- _EXERCISE DETAILS_
Leave out all pictures while repeating the records exactly and completely.

---

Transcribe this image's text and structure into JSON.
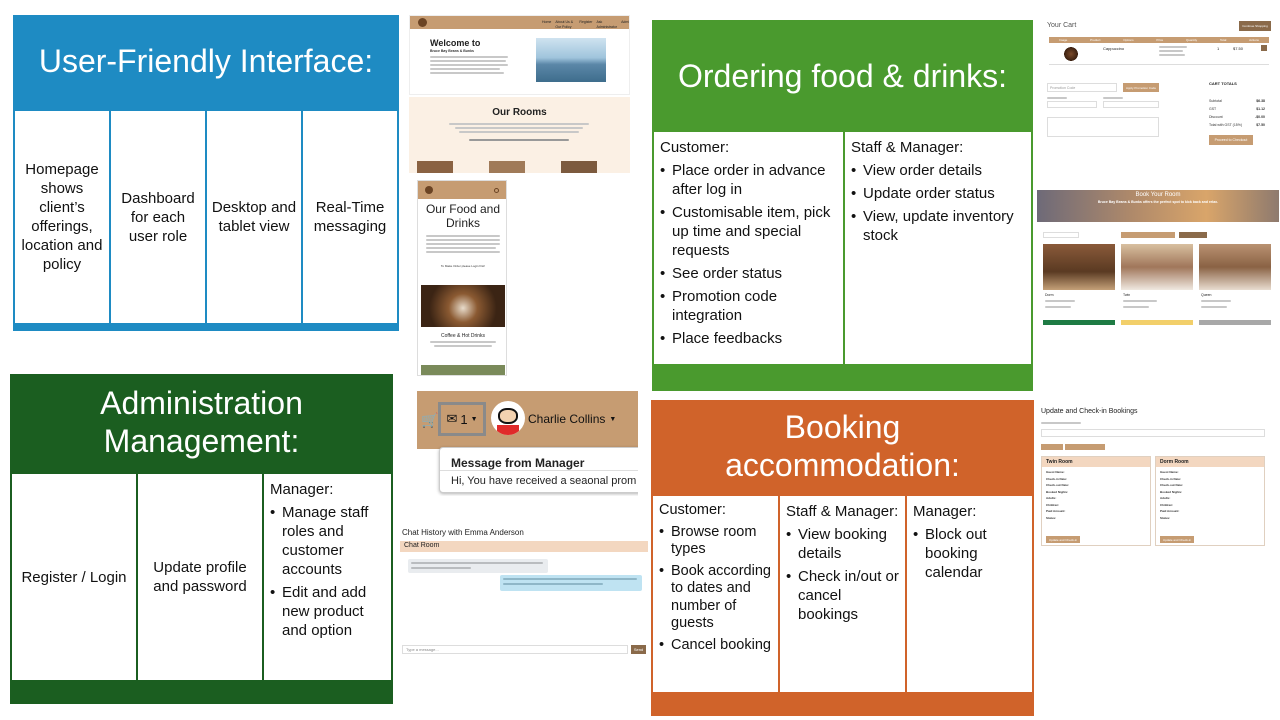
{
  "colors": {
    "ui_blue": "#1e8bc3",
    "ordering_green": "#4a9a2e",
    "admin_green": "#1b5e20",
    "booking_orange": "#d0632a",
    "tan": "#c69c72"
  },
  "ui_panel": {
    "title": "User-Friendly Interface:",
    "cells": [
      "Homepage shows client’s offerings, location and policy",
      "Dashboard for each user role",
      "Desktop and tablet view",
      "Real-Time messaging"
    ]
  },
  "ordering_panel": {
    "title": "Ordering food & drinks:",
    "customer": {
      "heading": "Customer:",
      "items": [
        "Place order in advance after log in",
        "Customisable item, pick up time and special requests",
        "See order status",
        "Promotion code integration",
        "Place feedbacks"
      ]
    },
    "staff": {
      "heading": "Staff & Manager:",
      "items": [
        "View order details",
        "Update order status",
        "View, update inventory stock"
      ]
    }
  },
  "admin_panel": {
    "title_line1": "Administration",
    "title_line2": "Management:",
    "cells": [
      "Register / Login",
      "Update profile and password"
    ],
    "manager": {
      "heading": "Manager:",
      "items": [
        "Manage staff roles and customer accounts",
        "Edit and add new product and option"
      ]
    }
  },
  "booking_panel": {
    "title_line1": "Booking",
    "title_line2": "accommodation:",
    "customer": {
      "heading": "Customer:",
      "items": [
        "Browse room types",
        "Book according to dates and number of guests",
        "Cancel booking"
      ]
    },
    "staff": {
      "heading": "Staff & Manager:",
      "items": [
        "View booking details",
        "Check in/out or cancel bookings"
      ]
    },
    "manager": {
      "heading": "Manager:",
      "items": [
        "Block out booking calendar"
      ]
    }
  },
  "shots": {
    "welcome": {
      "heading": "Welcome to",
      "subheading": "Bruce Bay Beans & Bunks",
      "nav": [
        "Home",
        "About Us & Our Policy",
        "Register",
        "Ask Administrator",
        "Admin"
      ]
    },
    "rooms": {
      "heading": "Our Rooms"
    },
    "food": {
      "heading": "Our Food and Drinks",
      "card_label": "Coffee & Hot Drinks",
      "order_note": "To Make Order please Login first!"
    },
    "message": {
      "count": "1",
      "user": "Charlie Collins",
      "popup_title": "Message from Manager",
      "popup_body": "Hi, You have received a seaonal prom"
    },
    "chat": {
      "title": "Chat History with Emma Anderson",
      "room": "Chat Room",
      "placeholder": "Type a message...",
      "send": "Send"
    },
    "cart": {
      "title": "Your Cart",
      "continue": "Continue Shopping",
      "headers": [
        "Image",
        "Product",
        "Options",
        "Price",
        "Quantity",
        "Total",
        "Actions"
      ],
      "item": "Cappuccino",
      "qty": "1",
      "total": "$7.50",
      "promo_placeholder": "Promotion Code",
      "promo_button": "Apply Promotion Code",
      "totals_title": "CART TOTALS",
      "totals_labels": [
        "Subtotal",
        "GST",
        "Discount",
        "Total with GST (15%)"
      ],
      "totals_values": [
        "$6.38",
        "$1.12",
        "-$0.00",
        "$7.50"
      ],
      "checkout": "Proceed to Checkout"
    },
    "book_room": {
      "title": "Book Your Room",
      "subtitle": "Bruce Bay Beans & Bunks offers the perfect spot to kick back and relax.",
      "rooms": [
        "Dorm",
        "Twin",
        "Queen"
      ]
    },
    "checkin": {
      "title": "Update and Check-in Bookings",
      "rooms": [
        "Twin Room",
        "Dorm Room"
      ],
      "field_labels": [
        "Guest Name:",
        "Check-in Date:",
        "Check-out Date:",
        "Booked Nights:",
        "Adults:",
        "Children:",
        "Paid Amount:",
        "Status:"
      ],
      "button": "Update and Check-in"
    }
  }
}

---

- _EXERCISE RESULT_
Transcribe this image's text and structure into JSON.
{
  "colors": {
    "ui_blue": "#1e8bc3",
    "ordering_green": "#4a9a2e",
    "admin_green": "#1b5e20",
    "booking_orange": "#d0632a",
    "tan": "#c69c72"
  },
  "ui_panel": {
    "title": "User-Friendly Interface:",
    "cells": [
      "Homepage shows client’s offerings, location and policy",
      "Dashboard for each user role",
      "Desktop and tablet view",
      "Real-Time messaging"
    ]
  },
  "ordering_panel": {
    "title": "Ordering food & drinks:",
    "customer": {
      "heading": "Customer:",
      "items": [
        "Place order in advance after log in",
        "Customisable item, pick up time and special requests",
        "See order status",
        "Promotion code integration",
        "Place feedbacks"
      ]
    },
    "staff": {
      "heading": "Staff & Manager:",
      "items": [
        "View order details",
        "Update order status",
        "View, update inventory stock"
      ]
    }
  },
  "admin_panel": {
    "title_line1": "Administration",
    "title_line2": "Management:",
    "cells": [
      "Register / Login",
      "Update profile and password"
    ],
    "manager": {
      "heading": "Manager:",
      "items": [
        "Manage staff roles and customer accounts",
        "Edit and add new product and option"
      ]
    }
  },
  "booking_panel": {
    "title_line1": "Booking",
    "title_line2": "accommodation:",
    "customer": {
      "heading": "Customer:",
      "items": [
        "Browse room types",
        "Book according to dates and number of guests",
        "Cancel booking"
      ]
    },
    "staff": {
      "heading": "Staff & Manager:",
      "items": [
        "View booking details",
        "Check in/out or cancel bookings"
      ]
    },
    "manager": {
      "heading": "Manager:",
      "items": [
        "Block out booking calendar"
      ]
    }
  },
  "shots": {
    "welcome": {
      "heading": "Welcome to",
      "subheading": "Bruce Bay Beans & Bunks",
      "nav": [
        "Home",
        "About Us & Our Policy",
        "Register",
        "Ask Administrator",
        "Admin"
      ]
    },
    "rooms": {
      "heading": "Our Rooms"
    },
    "food": {
      "heading": "Our Food and Drinks",
      "card_label": "Coffee & Hot Drinks",
      "order_note": "To Make Order please Login first!"
    },
    "message": {
      "count": "1",
      "user": "Charlie Collins",
      "popup_title": "Message from Manager",
      "popup_body": "Hi, You have received a seaonal prom"
    },
    "chat": {
      "title": "Chat History with Emma Anderson",
      "room": "Chat Room",
      "placeholder": "Type a message...",
      "send": "Send"
    },
    "cart": {
      "title": "Your Cart",
      "continue": "Continue Shopping",
      "headers": [
        "Image",
        "Product",
        "Options",
        "Price",
        "Quantity",
        "Total",
        "Actions"
      ],
      "item": "Cappuccino",
      "qty": "1",
      "total": "$7.50",
      "promo_placeholder": "Promotion Code",
      "promo_button": "Apply Promotion Code",
      "totals_title": "CART TOTALS",
      "totals_labels": [
        "Subtotal",
        "GST",
        "Discount",
        "Total with GST (15%)"
      ],
      "totals_values": [
        "$6.38",
        "$1.12",
        "-$0.00",
        "$7.50"
      ],
      "checkout": "Proceed to Checkout"
    },
    "book_room": {
      "title": "Book Your Room",
      "subtitle": "Bruce Bay Beans & Bunks offers the perfect spot to kick back and relax.",
      "rooms": [
        "Dorm",
        "Twin",
        "Queen"
      ]
    },
    "checkin": {
      "title": "Update and Check-in Bookings",
      "rooms": [
        "Twin Room",
        "Dorm Room"
      ],
      "field_labels": [
        "Guest Name:",
        "Check-in Date:",
        "Check-out Date:",
        "Booked Nights:",
        "Adults:",
        "Children:",
        "Paid Amount:",
        "Status:"
      ],
      "button": "Update and Check-in"
    }
  }
}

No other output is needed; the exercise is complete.